I don’t recall if the north Atlantic sea surface temperatures were as cool as they are this year so I can’t say if there was a similarity there. At the start of summer 2009 we had also just exited from a minor La Niña event and just entering an El Niño, so completely the reverse of what’s happening at the moment in summer 2016. We will just have to see what the next couple of months bring and hope for the best.
A bit of a strange title I know, but I’ve recently written an application that displays climate data for the UK from three separate daily data sets for atmospheric circulation, temperature and precipitation, and hence the tri.
Daily Central England Temperature [CET]
Objective Lamb Weather Type [LWT]
UK regional precipitation series [HadUKP]
It’s not the first time I’ve merged weather data sets in a single application, but this is probably the first time I’ve managed to finish it and publish the results that it generates. The essential requirement of course is a source of regular daily weather data, and so the CET and LWT series were the ideal (and only) choice because they are both updated on a daily or weekly basis. The other daily weather set that fits was the HadUKP series that the Met Office maintain, but there are a couple of problems with this series, one being that is only updated on a monthly basis, and the other is that the series isn’t very long and only extends back to 1931, and not 1772 and 1861 as in the case of CET and LWT. The big plus for anyone interested in the climate of the British Isles is that you can explore the climate of a particular day, week, month or season very easily and quickly. Here is a screenshot of the application as it stands now:
Below are a few examples of some particular well-known periods and spells of weather from the past, starting with a look at last Autumn and Winter.
You can certainly see the lovely anticyclonic spell that we had in September 2015, and the record mild November and December that followed, in this six month overview. Next a four-month window and a look at the Winter of 1946-47, you can clearly see how the cold started with an anticyclonic spell in the second half of January 1947, with the snow following along at the start of February.
Here’s the summer of 1976 and the record warmth of late June and early July, notice also the preponderance of anticyclonic types up until the start of September, then the breakdown into more cyclonic weather and the rains that brought an end to the drought.

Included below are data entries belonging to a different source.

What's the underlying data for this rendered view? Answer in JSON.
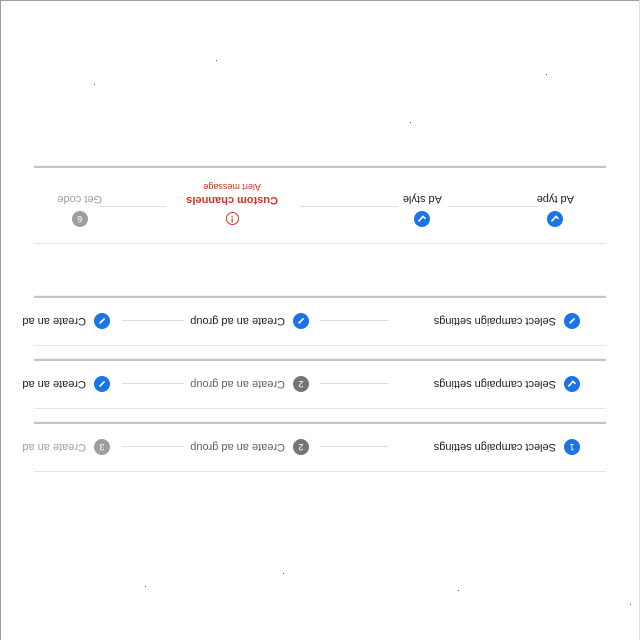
{
  "colors": {
    "accent": "#1a73e8",
    "pending": "#757575",
    "disabled": "#9e9e9e",
    "error": "#d93025",
    "connector": "#dadce0"
  },
  "stepper_1": {
    "steps": [
      {
        "number": "1",
        "label": "Select campaign settings",
        "state": "active"
      },
      {
        "number": "2",
        "label": "Create an ad group",
        "state": "pending"
      },
      {
        "number": "3",
        "label": "Create an ad",
        "state": "disabled"
      }
    ]
  },
  "stepper_2": {
    "steps": [
      {
        "label": "Select campaign settings",
        "state": "done",
        "icon": "check-icon"
      },
      {
        "number": "2",
        "label": "Create an ad group",
        "state": "pending"
      },
      {
        "label": "Create an ad",
        "state": "editable",
        "icon": "pencil-icon"
      }
    ]
  },
  "stepper_3": {
    "steps": [
      {
        "label": "Select campaign settings",
        "state": "editable",
        "icon": "pencil-icon"
      },
      {
        "label": "Create an ad group",
        "state": "editable",
        "icon": "pencil-icon"
      },
      {
        "label": "Create an ad",
        "state": "editable",
        "icon": "pencil-icon"
      }
    ]
  },
  "stepper_4": {
    "steps": [
      {
        "label": "Ad type",
        "state": "done",
        "icon": "check-icon"
      },
      {
        "label": "Ad style",
        "state": "done",
        "icon": "check-icon"
      },
      {
        "label": "Custom channels",
        "state": "error",
        "icon": "error-icon",
        "message": "Alert message"
      },
      {
        "number": "6",
        "label": "Get code",
        "state": "disabled"
      }
    ]
  }
}
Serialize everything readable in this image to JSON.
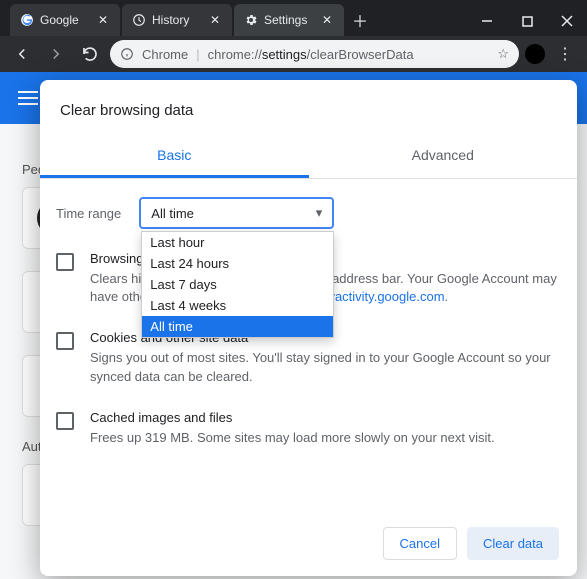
{
  "titlebar": {
    "tabs": [
      {
        "label": "Google",
        "icon": "google"
      },
      {
        "label": "History",
        "icon": "history"
      },
      {
        "label": "Settings",
        "icon": "gear",
        "active": true
      }
    ]
  },
  "omnibox": {
    "prefix": "Chrome",
    "url_scheme": "chrome://",
    "url_host": "settings",
    "url_path": "/clearBrowserData"
  },
  "background": {
    "section1": "People",
    "section2": "Autofill"
  },
  "modal": {
    "title": "Clear browsing data",
    "tabs": {
      "basic": "Basic",
      "advanced": "Advanced"
    },
    "time_label": "Time range",
    "time_selected": "All time",
    "time_options": [
      "Last hour",
      "Last 24 hours",
      "Last 7 days",
      "Last 4 weeks",
      "All time"
    ],
    "items": [
      {
        "title": "Browsing history",
        "desc_pre": "Clears history and autocompletions in the address bar. Your Google Account may have other forms of browsing history at ",
        "desc_link": "myactivity.google.com",
        "desc_post": "."
      },
      {
        "title": "Cookies and other site data",
        "desc": "Signs you out of most sites. You'll stay signed in to your Google Account so your synced data can be cleared."
      },
      {
        "title": "Cached images and files",
        "desc": "Frees up 319 MB. Some sites may load more slowly on your next visit."
      }
    ],
    "buttons": {
      "cancel": "Cancel",
      "clear": "Clear data"
    }
  }
}
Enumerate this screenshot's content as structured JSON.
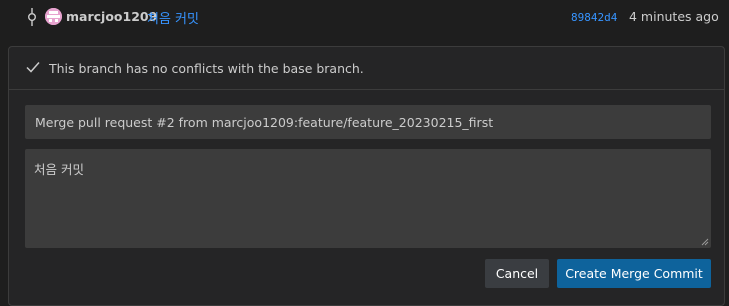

Here’s the great winter of 1962-63, in comparison to 1946-47 it’s clear that winter 1962-63 started much earlier (before Christmas) and finished earlier, but was also drier and more anticyclonic.
I could maybe add an extra chart in the shape of a ‘barograph’ because I hold all the mean pressure points in the LWT data. I could present that as a scatter graph of all the 16 MSLP grid values for 12 UTC and then plot a moving average. I could also highlight with a star the named storms, but that would only work for the very latest years. I could also colour the precipitation bar chart blue to indicate snow rather than rain when the CET was less than 1 or 2 °C (I have in fact now implemented that idea as you can see if you look at the screenshot of the application!). I do plan to add functionality to show a grid of archived weather charts for the selected period from Wetterzentrale. The one element that I think it does miss is daily sunshine data, but there is no source that I know of for daily sunshine values for a region, let alone for a single station, so that’s a non-starter. I must say that this really is an excellent tool for any climatologist with an interest into the weather of the British Isles over the last 150 years or so.